Georgia Institute of Technology, Class of 2017
B.S in Nuclear and Radiological Engineering, Minor in Mathematics
The Walker School, Class of 2012
On May 6, 2017 I will graduate with a Bachelor of Science in Nuclear and Radiological Engineering with a Minor in Mathematics. After graduation, I will start my career as a Nuclear Test Engineer at the Portsmouth Naval Shipyard in Kittery, Maine. I do not know much about the position that I can divulge, but I will likely be working with a team of engineers from both the Department of Defense and the Navy to maintain the submarines in shutdown mode for the duration of their stay at the shipyard, as well as performing/overseeing various tests of the reactor systems onboard. The long-short of it is that I will be supporting the fast attack submarine fleet and spending much of the first two years in qualification training to be a qualified Shift Test Engineer. The Portsmouth Naval Shipyard is the longest continuously active shipyard in the United States (since 1800) and I am proud to represent Walker's Tradition of Excellence while I am there.
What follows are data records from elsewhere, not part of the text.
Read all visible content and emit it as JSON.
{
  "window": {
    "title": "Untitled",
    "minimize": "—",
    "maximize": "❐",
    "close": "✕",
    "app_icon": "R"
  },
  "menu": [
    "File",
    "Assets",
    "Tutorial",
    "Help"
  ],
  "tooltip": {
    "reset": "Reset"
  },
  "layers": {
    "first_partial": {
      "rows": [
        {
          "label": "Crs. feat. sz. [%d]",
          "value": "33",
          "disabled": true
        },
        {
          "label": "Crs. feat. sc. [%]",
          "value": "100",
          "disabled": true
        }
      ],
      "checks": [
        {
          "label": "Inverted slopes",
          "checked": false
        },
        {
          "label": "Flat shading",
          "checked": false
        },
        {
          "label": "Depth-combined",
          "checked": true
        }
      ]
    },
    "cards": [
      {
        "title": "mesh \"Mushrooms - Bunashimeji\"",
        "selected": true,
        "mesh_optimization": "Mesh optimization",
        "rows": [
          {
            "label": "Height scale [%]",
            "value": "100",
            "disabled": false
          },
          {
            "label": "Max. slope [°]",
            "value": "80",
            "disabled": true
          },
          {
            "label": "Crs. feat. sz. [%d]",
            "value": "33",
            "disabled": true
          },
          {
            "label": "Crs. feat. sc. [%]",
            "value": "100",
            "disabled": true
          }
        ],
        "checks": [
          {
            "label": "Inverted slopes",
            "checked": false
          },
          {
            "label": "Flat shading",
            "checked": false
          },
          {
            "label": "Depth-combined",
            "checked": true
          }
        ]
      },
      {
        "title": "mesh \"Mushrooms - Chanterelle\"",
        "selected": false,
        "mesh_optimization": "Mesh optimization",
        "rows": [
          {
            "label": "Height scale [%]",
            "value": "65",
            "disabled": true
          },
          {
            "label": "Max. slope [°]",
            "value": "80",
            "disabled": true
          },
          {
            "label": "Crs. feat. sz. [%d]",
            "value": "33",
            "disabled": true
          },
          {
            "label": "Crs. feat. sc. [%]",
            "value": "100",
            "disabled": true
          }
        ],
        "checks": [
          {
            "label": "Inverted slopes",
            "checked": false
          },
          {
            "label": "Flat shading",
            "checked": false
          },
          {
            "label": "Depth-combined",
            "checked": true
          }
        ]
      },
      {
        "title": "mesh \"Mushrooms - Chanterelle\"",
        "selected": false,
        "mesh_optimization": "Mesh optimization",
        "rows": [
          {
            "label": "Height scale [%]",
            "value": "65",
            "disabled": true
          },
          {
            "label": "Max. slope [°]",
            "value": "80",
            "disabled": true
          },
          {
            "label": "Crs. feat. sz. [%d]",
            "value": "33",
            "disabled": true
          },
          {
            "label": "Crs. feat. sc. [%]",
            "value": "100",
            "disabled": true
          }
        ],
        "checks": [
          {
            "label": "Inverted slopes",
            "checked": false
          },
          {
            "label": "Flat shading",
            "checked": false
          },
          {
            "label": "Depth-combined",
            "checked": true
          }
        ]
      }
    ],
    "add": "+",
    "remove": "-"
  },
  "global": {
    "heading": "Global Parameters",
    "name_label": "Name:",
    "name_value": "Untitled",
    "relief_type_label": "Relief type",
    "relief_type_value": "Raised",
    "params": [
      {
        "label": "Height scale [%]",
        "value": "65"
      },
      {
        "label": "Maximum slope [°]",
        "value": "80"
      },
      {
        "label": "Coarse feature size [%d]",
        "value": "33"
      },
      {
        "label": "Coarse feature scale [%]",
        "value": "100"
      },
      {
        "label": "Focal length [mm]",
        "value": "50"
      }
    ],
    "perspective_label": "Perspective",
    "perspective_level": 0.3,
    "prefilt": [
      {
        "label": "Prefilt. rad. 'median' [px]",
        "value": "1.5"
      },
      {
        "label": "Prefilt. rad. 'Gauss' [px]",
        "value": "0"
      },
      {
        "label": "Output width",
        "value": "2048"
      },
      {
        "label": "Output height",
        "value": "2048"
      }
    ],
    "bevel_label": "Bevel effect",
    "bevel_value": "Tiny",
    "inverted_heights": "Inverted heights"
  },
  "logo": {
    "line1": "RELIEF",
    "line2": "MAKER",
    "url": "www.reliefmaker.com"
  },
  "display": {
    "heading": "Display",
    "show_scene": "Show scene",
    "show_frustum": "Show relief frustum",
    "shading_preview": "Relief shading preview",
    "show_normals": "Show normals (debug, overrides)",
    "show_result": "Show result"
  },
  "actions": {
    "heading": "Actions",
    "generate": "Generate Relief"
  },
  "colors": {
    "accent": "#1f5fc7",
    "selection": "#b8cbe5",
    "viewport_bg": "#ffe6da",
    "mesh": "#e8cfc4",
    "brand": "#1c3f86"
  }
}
An education that sets you apart: Walker gave me a broad background in not only the sciences/STEM subjects but also the arts and humanities. I think that this is what has set me apart from many of my colleagues at Tech and similar institutions. Everyone who is competing for a STEM degree understands science (or at least understands by the end) and math, but NOT everyone has a strong basis in history, arts or humanities. Especially at Georgia Tech, these subjects represent an increasingly small fraction of the courses we take here. When I go to work I will have to communicate with people that do and do not share my same mindset, and a knowledge of a variety of subjects is very important in fostering these relationships. I thank Walker for introducing me to not only various subjects in school but also to diverse cultures and mindsets.
Walker’s STEM curriculum prepared me for Georgia Tech and beyond: The science, math and technology education I received at Walker was top-notch and prepared me excellently for my first-year material at Georgia Tech. I was able to catch a glimpse at “life after calculus” through the Advanced Topics and Linear Algebra classes. The robotics club, which has found enormous success, introduced me to the engineering process and mindset, and helped me apply the physics and math I had learned to real-world problems. Science Olympiad, another successful Walker club, let me flesh out which areas of science, math and engineering I most enjoyed, and allowed me to augment my coursework in subjects that I chose. The entire department was there to support and encourage my learning throughout my career, and never failed to challenge me. AP Chemistry, AP Physics, AP Calculus, Advanced Topics, Linear Algebra, AP Computer Science – the instruction I got in these courses lead me to Tech, and I can’t thank the Walker teachers enough for that.
But it’s not all about STEM… Beyond knowledge of science and mathematics, I left Walker with a new respect for the arts, literature and languages that I encountered here. I became a better-rounded student and person, a point that became glaringly obvious when I got to Tech and started talking with my classmates. Sitting side-by-side with some of the greatest minds I have ever met, who now work at SpaceX, Tesla, NASA’s JPL, Google, Facebook, Delta, GE, Boeing, Lockheed-Martin and Disney, I realized that I had received something these people had not. We all had a background in the STEM subjects - it is Tech, after all. However, I was able to write more eloquently, and pull more obscure literary and artistic references than most of my classmates. The breadth of my Walker education really began to shine through.